Pitney Bowes is a 90+ year old company that has been undergoing a transformation by shifting focus from Mail Stream Management to Customer Communications Management. We have been leveragining Portfolio Analysis as a key tool to help us allocate resources in our strategic planning process. The session will cover the approach we’ve taken, how to analyze core vs. growth offerings across a diverse portfolio of Hardware, Software and Services and what has and has not worked so far.
Portfolio analysis as a foundation to long term strategy.
Combining market, competitive and performance data to allocate resources across a diverse set of offerings.
Portfolio Analysis at Pitney BowesBen YeminiDirector, Corporate StrategySeptember 29th, 2012This document is for academic discussion purposes only. It is an incomplete record of the conversation. Data containedherein has been disguised. This material does not contain any Pitney Bowes official statements of fact or intent.
Pitney Bowes History1902: Arthur Pitney patents his postage-stamping machine1920: Pitneys American Postage Meter Co. and Walter Bowess Universal Stamping Machine Co. merge to form Pitney Bowes1957: Faces government anti-trust suit, forced to license technology to others1979: Acquires Dictaphone Corp.1982: Enters fax machine market1995: Sells Dictaphone and Monarch subsidiaries2001: Spins off fax and copier division as Imagistics International2001-’08: Completes 92 acquisitions including mainly in Software and Services2008-’10: USPS First Class Mail decline rate increases from -2%/yr. (2001-’08) to -7%yr. (2009-’10) PB Revenue declines by $800M EBIT margin declines from 24% to 16%2009 -‘11: Strategic Transformation initiative Portrait Software acquired in 2010 2
Company VisionWe help SMB and Enterprise businesses optimize their communications, transactions & interactions with their customers, prospects and partners to enable business growth.
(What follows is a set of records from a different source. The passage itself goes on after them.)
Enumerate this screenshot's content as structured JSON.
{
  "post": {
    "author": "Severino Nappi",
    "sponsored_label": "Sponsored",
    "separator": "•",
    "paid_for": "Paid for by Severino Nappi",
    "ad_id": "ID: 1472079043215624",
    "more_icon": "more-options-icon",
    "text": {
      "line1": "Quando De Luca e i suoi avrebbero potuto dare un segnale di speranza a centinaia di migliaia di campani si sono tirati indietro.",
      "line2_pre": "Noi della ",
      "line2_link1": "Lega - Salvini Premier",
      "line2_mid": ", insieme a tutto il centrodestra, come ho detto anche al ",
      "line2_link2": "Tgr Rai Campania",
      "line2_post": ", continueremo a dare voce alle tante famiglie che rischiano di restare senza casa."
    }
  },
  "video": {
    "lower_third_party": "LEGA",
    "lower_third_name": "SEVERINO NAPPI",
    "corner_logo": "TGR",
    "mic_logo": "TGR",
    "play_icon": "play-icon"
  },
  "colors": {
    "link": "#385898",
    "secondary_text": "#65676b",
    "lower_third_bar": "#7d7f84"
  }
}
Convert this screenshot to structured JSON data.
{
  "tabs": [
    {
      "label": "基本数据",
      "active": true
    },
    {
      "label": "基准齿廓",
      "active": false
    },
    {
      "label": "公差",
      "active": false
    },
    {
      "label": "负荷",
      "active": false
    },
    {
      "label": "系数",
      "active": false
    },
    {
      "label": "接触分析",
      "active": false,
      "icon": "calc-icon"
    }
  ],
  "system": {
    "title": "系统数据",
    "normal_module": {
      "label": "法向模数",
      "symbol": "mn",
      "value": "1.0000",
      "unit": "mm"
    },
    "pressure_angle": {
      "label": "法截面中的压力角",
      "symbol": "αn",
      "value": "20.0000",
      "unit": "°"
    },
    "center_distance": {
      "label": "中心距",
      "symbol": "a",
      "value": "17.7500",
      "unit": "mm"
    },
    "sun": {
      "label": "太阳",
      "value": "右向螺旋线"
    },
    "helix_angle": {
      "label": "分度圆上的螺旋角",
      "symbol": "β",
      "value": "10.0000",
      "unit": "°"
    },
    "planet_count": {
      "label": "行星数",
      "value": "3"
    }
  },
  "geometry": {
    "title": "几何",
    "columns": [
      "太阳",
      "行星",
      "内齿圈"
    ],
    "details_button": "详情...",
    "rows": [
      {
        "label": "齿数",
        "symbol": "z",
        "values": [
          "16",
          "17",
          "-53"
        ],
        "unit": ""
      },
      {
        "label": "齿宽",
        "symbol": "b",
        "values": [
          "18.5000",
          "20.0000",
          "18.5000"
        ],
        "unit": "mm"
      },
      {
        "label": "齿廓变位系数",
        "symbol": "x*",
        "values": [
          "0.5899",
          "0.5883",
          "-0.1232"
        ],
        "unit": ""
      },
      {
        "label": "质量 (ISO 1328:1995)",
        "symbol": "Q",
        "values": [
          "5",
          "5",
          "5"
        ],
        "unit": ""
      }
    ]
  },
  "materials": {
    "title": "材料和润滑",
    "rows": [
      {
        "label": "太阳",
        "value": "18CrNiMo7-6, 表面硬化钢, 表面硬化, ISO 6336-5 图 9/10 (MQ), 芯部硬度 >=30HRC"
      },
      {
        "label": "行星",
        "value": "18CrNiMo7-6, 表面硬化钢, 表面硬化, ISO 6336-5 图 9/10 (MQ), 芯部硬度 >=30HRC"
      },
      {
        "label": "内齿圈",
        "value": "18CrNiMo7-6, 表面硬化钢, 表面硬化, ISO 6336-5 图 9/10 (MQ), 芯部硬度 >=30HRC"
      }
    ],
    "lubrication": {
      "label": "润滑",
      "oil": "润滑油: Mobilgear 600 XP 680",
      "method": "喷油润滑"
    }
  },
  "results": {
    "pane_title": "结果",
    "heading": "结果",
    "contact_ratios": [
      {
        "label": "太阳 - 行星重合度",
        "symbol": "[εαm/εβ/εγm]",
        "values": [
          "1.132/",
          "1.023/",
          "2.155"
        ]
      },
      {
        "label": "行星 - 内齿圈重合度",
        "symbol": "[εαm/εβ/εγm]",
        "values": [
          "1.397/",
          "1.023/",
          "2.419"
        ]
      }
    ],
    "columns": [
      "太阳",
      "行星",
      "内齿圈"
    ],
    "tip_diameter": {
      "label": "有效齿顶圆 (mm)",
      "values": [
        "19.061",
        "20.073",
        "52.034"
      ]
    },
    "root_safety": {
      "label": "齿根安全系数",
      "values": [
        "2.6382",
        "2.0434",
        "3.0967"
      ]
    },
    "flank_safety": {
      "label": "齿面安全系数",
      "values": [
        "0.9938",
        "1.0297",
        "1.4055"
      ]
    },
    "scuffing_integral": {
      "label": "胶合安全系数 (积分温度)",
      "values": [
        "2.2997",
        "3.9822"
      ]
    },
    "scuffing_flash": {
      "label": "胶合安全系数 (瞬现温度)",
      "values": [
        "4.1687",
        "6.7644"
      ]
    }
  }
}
Customers Prospects Partners Communications Solutions for preparing, delivering and responding to business communications Process Optimizing internal business processes related to Optimization connections Transactions Solutions for executing and processing transactions Customer Insight Customer and prospect profiling and response analysis Every Connection is a New Opportunity TM 3
Objectives of Portfolio Management• Actively manage our portfolio to leverage our resources most effectively and maximize value creation for our shareholders• Key Considerations: – How is our current portfolio positioned today? – Given the market outlook, how do we expect our businesses to perform in the future? – How should resources (e.g. R&D, Sales & Marketing) be allocated? 44
Portfolio Management Framework ENHANCE PROFITABILITY INVEST TO GROW 1 • Maximize cash flow • Prioritize over businesses in other • Invest in technology to improve quadrants for investments productivity • Exit sub-segments with poor prospects 2Profitability 3 REDUCE COST & SCRUTINIZE GROW & IMPROVE PROFITABILITY • Prioritize achieving acceptable • Allow growth investments only when profitability scale drives profitability 4 • Divest/Exit, if underperformance persists • Move businesses up into “Invest to Grow” or left to “Reduce Cost” quadrants based on performance to plan. 5 1 2 3 4 5 Strategic alignment and market attractiveness 55
Approach to Portfolio Analysis• Define the portfolio “bubbles” – Identify Business Unit segments for our core business – Identify growth segments• Assess each core and growth bubble based on consistent relative criteria – Profitability – Strategic Fit – Market Attractiveness• Determine likely trajectory of bubble• Provide assessment to GMs as input to their 3 year strategic plan and 1 year budget submission 66
Portfolio Assessment Growth CriteriaProfitability Criteria• NPV (5 YR)• EBIT Margin (YR 3)• Cannibalization Strategic Alignment Criteria Market Attractiveness Criteria • Alignment with CCM • Industry Growth • Alignment with BU Strategy • Industry Profitability • Leverage of core assets • Addressable Market • Executability • Market Establishment Risk • Ability to be a disruptor • Susceptibility to Secular Change 88
What I’ve Learned• Connecting strategy and budget requires persistence• Not ending up in the top right is okay• Invest in fewer, bigger strategic bubbles• Customer needs should govern bubble definition• Overinvest in risk assessment for growth bubbles 99